● Data provided:

○ ○ ○ ○

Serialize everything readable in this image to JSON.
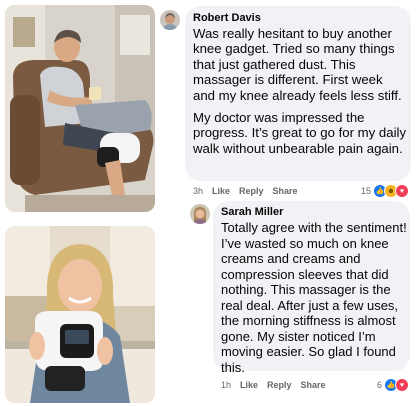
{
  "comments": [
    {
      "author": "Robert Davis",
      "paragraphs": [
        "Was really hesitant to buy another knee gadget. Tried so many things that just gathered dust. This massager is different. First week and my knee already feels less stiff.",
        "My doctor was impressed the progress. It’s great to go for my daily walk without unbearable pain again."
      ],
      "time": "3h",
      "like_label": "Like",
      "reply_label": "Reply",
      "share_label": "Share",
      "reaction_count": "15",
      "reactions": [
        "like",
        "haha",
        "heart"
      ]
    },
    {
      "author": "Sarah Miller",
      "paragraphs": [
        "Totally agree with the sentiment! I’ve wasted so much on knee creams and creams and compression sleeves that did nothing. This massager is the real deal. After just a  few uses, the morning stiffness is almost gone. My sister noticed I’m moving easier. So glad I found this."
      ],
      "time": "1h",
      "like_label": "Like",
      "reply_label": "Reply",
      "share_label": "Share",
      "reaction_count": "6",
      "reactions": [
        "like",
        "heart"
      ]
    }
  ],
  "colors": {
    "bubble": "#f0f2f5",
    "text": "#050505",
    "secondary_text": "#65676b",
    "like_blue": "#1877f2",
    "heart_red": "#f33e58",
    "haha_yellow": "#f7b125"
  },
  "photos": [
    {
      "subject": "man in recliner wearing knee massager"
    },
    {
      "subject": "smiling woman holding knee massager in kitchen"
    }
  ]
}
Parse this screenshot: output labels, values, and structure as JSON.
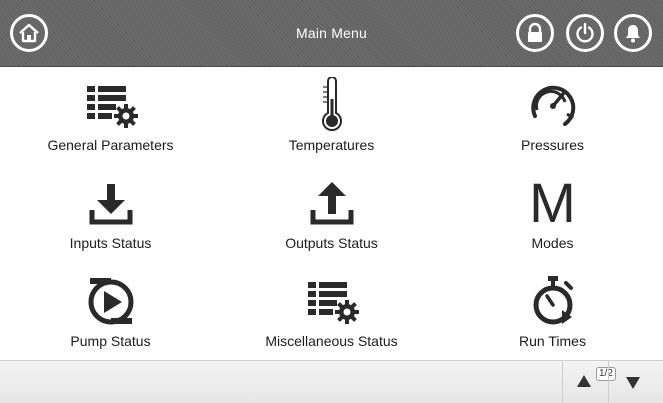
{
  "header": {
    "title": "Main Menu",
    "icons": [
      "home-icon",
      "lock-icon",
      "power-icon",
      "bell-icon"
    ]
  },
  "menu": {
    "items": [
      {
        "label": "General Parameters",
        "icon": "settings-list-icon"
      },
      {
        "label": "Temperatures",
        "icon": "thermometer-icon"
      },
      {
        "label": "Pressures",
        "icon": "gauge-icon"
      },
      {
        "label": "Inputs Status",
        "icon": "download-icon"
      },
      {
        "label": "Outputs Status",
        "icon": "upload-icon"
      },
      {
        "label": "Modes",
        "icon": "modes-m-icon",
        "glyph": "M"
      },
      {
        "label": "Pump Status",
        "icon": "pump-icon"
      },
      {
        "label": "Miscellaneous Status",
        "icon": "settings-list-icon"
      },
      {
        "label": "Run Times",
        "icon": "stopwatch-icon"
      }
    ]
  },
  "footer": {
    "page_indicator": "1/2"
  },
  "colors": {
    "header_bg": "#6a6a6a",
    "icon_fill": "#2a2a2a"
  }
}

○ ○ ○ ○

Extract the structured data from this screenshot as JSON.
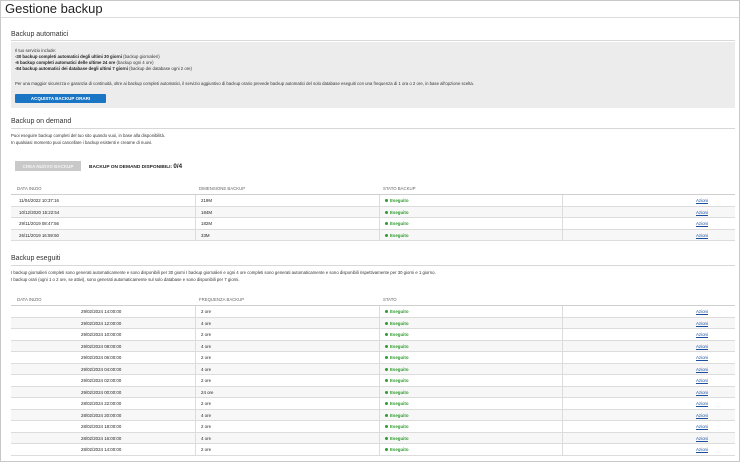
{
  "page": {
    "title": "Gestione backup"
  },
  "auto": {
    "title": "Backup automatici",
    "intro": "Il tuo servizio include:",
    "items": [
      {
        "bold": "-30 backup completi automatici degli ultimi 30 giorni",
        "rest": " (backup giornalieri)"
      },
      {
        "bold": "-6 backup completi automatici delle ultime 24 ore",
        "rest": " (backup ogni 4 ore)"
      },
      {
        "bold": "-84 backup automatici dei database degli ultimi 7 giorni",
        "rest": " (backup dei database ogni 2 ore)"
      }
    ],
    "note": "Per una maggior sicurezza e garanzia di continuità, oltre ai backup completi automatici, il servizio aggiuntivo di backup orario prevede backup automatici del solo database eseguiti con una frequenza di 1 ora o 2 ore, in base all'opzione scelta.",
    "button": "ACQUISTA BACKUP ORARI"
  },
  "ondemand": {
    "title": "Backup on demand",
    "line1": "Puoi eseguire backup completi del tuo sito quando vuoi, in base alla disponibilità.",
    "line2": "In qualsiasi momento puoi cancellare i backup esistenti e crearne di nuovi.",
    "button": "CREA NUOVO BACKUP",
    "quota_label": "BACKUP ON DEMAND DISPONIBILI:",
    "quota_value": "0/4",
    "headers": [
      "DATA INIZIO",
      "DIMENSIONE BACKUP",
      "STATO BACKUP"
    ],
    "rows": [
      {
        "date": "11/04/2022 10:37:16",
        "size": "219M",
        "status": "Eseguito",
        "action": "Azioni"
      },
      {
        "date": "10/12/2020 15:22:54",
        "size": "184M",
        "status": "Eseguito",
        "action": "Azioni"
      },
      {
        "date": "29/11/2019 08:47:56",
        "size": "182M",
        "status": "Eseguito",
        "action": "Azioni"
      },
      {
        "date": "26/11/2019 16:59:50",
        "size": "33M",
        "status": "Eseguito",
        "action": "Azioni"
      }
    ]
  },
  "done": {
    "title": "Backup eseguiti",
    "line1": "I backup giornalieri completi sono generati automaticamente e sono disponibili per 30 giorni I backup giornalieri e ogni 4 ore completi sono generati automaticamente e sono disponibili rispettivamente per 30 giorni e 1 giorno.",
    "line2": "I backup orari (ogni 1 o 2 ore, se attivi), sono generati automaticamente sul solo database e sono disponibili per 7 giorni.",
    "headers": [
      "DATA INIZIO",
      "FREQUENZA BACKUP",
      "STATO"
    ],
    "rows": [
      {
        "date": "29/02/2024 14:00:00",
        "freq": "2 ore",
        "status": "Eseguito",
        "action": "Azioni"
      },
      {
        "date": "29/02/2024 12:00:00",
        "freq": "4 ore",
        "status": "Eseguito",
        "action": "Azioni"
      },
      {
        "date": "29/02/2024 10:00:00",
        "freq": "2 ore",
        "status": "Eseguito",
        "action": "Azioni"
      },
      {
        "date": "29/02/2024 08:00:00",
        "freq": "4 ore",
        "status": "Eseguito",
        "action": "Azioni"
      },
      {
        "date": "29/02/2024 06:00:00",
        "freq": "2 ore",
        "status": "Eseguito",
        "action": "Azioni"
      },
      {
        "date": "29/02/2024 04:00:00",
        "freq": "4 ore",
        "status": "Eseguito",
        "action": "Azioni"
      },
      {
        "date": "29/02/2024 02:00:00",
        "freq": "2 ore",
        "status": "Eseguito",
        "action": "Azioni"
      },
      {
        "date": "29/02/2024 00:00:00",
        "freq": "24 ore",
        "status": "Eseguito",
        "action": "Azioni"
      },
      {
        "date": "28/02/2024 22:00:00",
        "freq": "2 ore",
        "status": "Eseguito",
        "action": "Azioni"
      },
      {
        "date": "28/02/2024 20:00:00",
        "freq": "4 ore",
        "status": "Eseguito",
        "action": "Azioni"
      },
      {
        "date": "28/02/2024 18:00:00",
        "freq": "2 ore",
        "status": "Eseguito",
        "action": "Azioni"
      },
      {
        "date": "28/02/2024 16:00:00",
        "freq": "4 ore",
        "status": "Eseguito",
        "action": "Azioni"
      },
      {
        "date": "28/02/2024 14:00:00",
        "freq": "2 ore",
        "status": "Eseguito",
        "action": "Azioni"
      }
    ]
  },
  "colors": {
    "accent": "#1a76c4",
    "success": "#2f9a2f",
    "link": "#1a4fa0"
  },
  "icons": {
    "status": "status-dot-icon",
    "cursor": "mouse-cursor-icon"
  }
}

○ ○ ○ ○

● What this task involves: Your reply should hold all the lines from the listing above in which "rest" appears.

● Task result:
        "rest": " (backup giornalieri)"
        "rest": " (backup ogni 4 ore)"
        "rest": " (backup dei database ogni 2 ore)"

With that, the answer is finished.